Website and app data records
┌──

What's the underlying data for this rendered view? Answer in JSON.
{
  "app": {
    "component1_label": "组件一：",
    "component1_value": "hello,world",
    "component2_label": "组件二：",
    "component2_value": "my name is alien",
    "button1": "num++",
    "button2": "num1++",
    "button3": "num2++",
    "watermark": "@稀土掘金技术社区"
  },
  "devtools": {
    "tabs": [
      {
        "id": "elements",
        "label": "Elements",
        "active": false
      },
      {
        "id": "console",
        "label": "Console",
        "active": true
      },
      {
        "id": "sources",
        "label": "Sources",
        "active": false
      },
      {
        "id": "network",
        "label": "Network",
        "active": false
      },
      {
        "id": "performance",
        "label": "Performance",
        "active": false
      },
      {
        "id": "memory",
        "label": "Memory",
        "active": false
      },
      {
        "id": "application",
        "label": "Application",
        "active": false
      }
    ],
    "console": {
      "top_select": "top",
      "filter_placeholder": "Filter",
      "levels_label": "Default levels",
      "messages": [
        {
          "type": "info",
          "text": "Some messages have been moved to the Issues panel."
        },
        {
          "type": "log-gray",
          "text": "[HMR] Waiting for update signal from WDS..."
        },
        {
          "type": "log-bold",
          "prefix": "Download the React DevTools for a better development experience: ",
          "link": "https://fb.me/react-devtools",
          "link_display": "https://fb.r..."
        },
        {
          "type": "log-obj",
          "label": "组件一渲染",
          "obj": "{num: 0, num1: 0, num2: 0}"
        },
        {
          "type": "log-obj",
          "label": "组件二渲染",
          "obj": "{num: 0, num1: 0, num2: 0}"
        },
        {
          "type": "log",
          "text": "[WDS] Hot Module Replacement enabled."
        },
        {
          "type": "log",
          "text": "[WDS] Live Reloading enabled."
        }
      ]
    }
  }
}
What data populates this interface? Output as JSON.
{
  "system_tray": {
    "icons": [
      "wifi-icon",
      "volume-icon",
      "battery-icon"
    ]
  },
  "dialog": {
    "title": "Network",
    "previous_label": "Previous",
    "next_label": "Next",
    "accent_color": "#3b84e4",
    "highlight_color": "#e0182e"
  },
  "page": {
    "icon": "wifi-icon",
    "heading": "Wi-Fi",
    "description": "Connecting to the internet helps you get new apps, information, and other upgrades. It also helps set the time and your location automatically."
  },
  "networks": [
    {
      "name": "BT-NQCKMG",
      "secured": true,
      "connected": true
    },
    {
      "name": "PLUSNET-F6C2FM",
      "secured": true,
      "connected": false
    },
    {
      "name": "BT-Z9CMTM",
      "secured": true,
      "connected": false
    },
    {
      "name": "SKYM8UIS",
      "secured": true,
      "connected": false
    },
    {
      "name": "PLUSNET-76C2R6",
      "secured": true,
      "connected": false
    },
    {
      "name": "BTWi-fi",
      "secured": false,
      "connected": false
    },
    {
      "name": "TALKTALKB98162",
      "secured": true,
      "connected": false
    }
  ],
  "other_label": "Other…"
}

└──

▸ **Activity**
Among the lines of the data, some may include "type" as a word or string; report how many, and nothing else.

▸ **Your response**
7